Material to process section start

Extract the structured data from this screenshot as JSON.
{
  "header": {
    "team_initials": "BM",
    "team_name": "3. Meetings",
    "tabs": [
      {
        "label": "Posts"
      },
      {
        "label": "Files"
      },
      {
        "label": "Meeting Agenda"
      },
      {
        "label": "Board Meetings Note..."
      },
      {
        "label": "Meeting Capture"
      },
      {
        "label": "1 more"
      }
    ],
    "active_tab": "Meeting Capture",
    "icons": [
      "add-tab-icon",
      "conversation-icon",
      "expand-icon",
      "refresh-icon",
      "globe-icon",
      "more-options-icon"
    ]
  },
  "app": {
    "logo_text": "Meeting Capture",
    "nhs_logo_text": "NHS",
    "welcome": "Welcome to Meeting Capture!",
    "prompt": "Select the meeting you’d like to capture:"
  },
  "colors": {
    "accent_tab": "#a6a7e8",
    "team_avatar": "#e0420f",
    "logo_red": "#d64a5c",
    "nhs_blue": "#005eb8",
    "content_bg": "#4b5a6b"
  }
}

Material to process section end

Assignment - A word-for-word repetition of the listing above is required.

Written answer -
Extract the structured data from this screenshot as JSON.
{
  "header": {
    "team_initials": "BM",
    "team_name": "3. Meetings",
    "tabs": [
      {
        "label": "Posts"
      },
      {
        "label": "Files"
      },
      {
        "label": "Meeting Agenda"
      },
      {
        "label": "Board Meetings Note..."
      },
      {
        "label": "Meeting Capture"
      },
      {
        "label": "1 more"
      }
    ],
    "active_tab": "Meeting Capture",
    "icons": [
      "add-tab-icon",
      "conversation-icon",
      "expand-icon",
      "refresh-icon",
      "globe-icon",
      "more-options-icon"
    ]
  },
  "app": {
    "logo_text": "Meeting Capture",
    "nhs_logo_text": "NHS",
    "welcome": "Welcome to Meeting Capture!",
    "prompt": "Select the meeting you’d like to capture:"
  },
  "colors": {
    "accent_tab": "#a6a7e8",
    "team_avatar": "#e0420f",
    "logo_red": "#d64a5c",
    "nhs_blue": "#005eb8",
    "content_bg": "#4b5a6b"
  }
}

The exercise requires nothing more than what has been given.